These facts show that while the mother in the home by the preparation of food and resulting responsibilities is doing much for race betterment, there is imperative need for greater ability in some way to enable woman to make use of the results of scientific research, in order that there may be in the human race "an increase of vitality, of sound and high mentality, and of sociality."
A practical service of the sociologist is to reveal points at which educational work will tell for race advancement; so an attempt has been made to show that a changed system of education for girls can do much toward a harmonious development of personality, and that this preparation of food for which society has specialized womankind may be fundamentally helpful in individual growth if the housemother can do what she does intelligently and does not do so much of it that she can have no sense of success in it.
The state assumes the right to say what training in its institutions people shall have who intend to practise medicine or dentistry, or law or to teach children in public schools. It ought to assert some control over the training of people who are to be in charge of the consumption of all wealth and of child culture in the home. The ordinary college education is not enough, for many unsuccessful homemakers have that.
The training for educated homemakers should include a thorough knowledge of the subject of personal hygiene with its three divisions: (1) nutrition, or a knowledge of the food requirements of mankind and the best way to provide for them; (2) environment, or a knowledge of air, soil, dwellings, clothing; (3) activity or a knowledge of the correct proportion between exercise and rest.
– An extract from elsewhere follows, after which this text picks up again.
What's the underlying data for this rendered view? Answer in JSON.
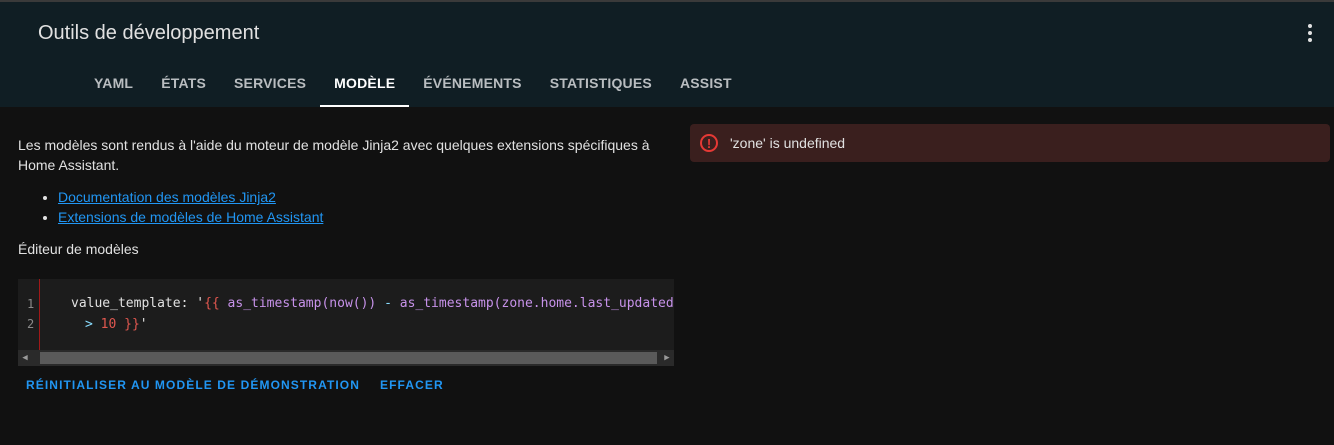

Each one of these divisions includes many departments of learning. To these subjects should be added a thorough knowledge of sex hygiene. With a knowledge of all these subjects should go an attitude of mind which is able to develop powers equal to one's tasks.